  1. The global constraint cp::SequentialSchedule(\(j\), \(s_j\), \(d_j\), \(e_j\)) ensures that two distinct jobs do not overlap where job \(j\) has start time \(s_j\), duration \(d_j\) and end time \(e_j\). This constraint is equivalent to:

    • \(\forall i,j,i \neq j:(s_i+d_i\leq s_j) \vee (s_j + d_j \leq s_i)\).

    • \(\forall j: s_j + d_j = e_j\)

    This and similar constraints are also known as unary or disjunctive constraints within the Constraint Programming literature.

  2. The global constraint cp::ParallelSchedule(\(l\), \(u\), \(j\), \(s_j\), \(d_j\), \(e_j\), \(h_j\)) allows a single resource to handle multiple jobs, within limits \(l\) and \(u\), at the same time.

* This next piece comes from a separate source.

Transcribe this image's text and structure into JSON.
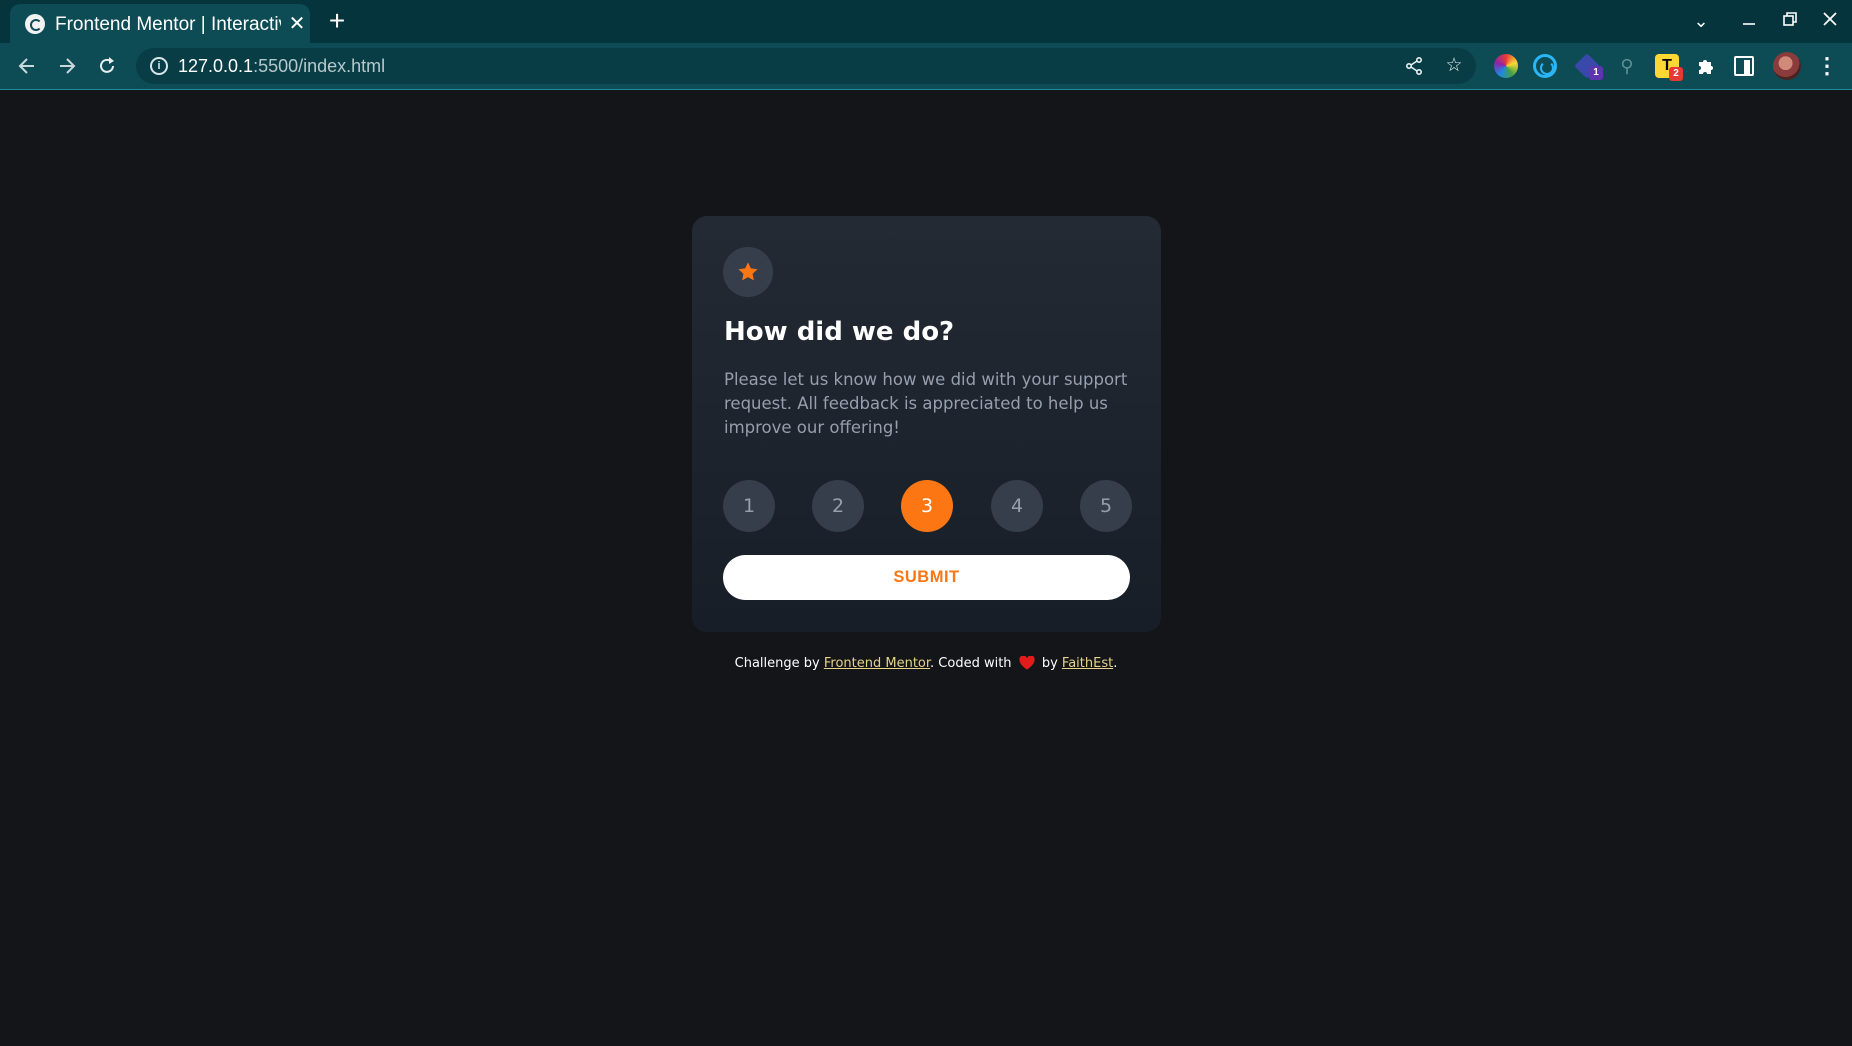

Here job \(j\) has start time \(s_j\), duration \(d_j\), end time \(e_j\) and resource consumption (height) \(h_j\). This constraint is equivalent to:

    • \(\forall t: l\leq\sum_{j|s_j\leq{}t<e_j} h_j\leq u\).

    • \(\forall j: s_j + d_j = e_j\)

    This and similar constraints are also known as cumulative constraints within the Constraint Programming literature.